- Author of Waller's manuscript rewarded for helping feds (1/13/18)
- Police: Man dies from self-inflicted gunshot after standoff in south Cape (1/14/18)3
- Here's what's being built next to Chick-fil-A in Cape (1/18/18)1
- Word to your superintendent: Glass rocks Vanilla Ice parody to announce cancellation (1/13/18)3
- Poultry in motion: 4-H participants take first in nation with barbecue skills (1/13/18)1
- Cape lands new summer-league baseball team; Capaha Field to see major upgrades (1/20/18)6
- 3 mayor candidates in Scott City; former mayor Porch files for council seat (1/18/18)
Time for decision on trade policies
Going back to the George Herbert Walker Bush and Clinton days, unions had become very powerful and both presidents decided to liberalize free trade. It resulted in a huge influx of foreign products ultimately causing the exit of many American corporations. The Republicans supported the multinational corporations, ignoring the consequences, and passed numerous bills offering tax incentives and tax deferrals to multinational companies that became more powerful, supplying us with virtually everything.
Besides offshoring jobs and trade services, it has resulted in a huge trade deficit, now averaging $546.6 billion per year.

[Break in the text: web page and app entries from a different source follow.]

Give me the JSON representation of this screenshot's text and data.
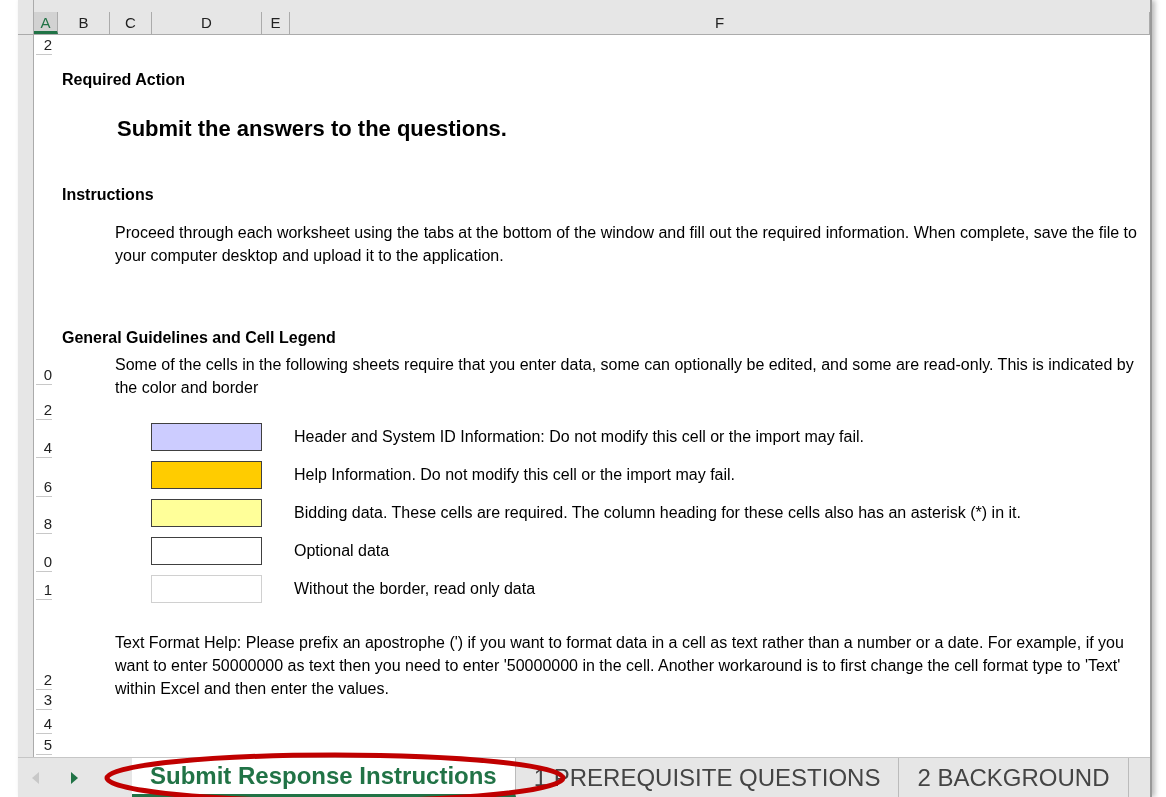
{
  "columns": [
    {
      "label": "A",
      "selected": true
    },
    {
      "label": "B",
      "selected": false
    },
    {
      "label": "C",
      "selected": false
    },
    {
      "label": "D",
      "selected": false
    },
    {
      "label": "E",
      "selected": false
    },
    {
      "label": "F",
      "selected": false
    }
  ],
  "row_headers": [
    "2",
    "0",
    "2",
    "4",
    "6",
    "8",
    "0",
    "1",
    "2",
    "3",
    "4",
    "5"
  ],
  "required_action": {
    "heading": "Required Action",
    "title": "Submit the answers to the questions."
  },
  "instructions": {
    "heading": "Instructions",
    "text": "Proceed through each worksheet using the tabs at the bottom of the window and fill out the required information. When complete, save the file to your computer desktop and upload it to the application."
  },
  "guidelines": {
    "heading": "General Guidelines and Cell Legend",
    "text": "Some of the cells in the following sheets require that you enter data, some can optionally be edited, and some are read-only.  This is indicated by the color and border",
    "legend": [
      {
        "color": "#ccccff",
        "bordered": true,
        "text": "Header and System ID Information: Do not modify this cell or the import may fail."
      },
      {
        "color": "#ffcc00",
        "bordered": true,
        "text": "Help Information. Do not modify this cell or the import may fail."
      },
      {
        "color": "#ffff99",
        "bordered": true,
        "text": "Bidding data. These cells are required. The column heading for these cells also has an asterisk (*) in it."
      },
      {
        "color": "#ffffff",
        "bordered": true,
        "text": "Optional data"
      },
      {
        "color": "#ffffff",
        "bordered": false,
        "text": "Without the border, read only data"
      }
    ]
  },
  "format_help": "Text Format Help: Please prefix an apostrophe (') if you want to format data in a cell as text rather than a number or a date. For example, if you want to enter 50000000 as text then you need to enter '50000000 in the cell. Another workaround is to first change the cell format type to 'Text' within Excel and then enter the values.",
  "sheet_tabs": [
    {
      "label": "Submit Response Instructions",
      "selected": true,
      "circled": true
    },
    {
      "label": "1 PREREQUISITE QUESTIONS",
      "selected": false,
      "circled": false
    },
    {
      "label": "2 BACKGROUND",
      "selected": false,
      "circled": false
    }
  ]
}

If you consider this has been going on for 15 to 20 years, (10 years would be $5.466 trillion), you might consider it to be more important than tax increases or spending cuts.
I am convinced that free trade -- offshoring jobs and services -- is and always has been a major problem that everyone has ignored and will continue to plague us until corrected.
President Obama and the Democrats have, over the years, proposed some legislation that would have helped ease the pain but not cure the disease. But the Republican Congress killed it before we had a chance to try it.
Decision time: The budget deficit problem and the national budget have become major and critical problems and something must be done immediately. It's time for the American people to rise up and demand that free trade and all trade policies be revised and corrected.
JACK H. KNOWLAN SR., Jackson